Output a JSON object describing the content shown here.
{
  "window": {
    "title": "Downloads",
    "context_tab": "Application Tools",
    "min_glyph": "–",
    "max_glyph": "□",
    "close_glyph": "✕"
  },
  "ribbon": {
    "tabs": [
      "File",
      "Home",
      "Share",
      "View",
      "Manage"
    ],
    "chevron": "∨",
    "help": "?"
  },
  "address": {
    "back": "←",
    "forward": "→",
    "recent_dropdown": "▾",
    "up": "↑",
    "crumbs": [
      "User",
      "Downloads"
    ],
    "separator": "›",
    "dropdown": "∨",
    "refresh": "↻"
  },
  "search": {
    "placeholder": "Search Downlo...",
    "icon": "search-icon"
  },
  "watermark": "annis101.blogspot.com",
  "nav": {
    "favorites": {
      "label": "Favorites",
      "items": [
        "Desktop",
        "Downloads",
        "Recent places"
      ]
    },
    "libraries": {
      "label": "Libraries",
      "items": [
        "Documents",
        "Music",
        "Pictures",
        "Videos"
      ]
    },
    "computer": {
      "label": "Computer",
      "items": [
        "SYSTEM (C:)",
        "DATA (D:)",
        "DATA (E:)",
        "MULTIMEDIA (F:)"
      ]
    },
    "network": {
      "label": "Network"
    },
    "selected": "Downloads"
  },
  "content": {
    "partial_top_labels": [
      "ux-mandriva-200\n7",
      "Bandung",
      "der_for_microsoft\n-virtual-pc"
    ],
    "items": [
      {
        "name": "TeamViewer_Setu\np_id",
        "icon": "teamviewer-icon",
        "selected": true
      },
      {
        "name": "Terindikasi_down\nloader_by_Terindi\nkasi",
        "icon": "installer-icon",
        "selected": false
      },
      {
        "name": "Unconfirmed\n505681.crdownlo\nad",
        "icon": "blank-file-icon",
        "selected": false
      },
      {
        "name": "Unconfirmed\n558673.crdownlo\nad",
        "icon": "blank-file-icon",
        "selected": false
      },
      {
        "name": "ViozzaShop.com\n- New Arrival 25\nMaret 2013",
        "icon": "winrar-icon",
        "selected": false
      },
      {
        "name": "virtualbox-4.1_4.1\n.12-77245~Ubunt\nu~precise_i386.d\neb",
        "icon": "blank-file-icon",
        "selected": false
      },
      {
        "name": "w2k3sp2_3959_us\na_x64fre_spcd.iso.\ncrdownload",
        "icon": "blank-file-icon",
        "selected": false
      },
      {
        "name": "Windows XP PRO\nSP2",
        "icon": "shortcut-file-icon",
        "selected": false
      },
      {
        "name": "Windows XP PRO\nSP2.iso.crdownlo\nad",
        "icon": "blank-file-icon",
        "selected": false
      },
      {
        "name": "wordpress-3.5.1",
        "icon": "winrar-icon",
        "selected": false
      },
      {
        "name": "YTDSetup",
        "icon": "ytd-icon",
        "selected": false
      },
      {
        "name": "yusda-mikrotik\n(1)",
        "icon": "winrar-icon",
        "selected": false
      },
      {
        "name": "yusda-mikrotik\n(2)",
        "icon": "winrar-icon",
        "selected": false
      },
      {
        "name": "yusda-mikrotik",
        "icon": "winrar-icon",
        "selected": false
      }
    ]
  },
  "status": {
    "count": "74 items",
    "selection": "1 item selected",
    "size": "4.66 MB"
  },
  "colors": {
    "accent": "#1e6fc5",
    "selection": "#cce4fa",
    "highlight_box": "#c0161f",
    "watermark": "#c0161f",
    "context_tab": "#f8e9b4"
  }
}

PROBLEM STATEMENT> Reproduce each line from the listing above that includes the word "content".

RESPONSE BELOW>
Output a JSON object describing the content shown here.
  "content": {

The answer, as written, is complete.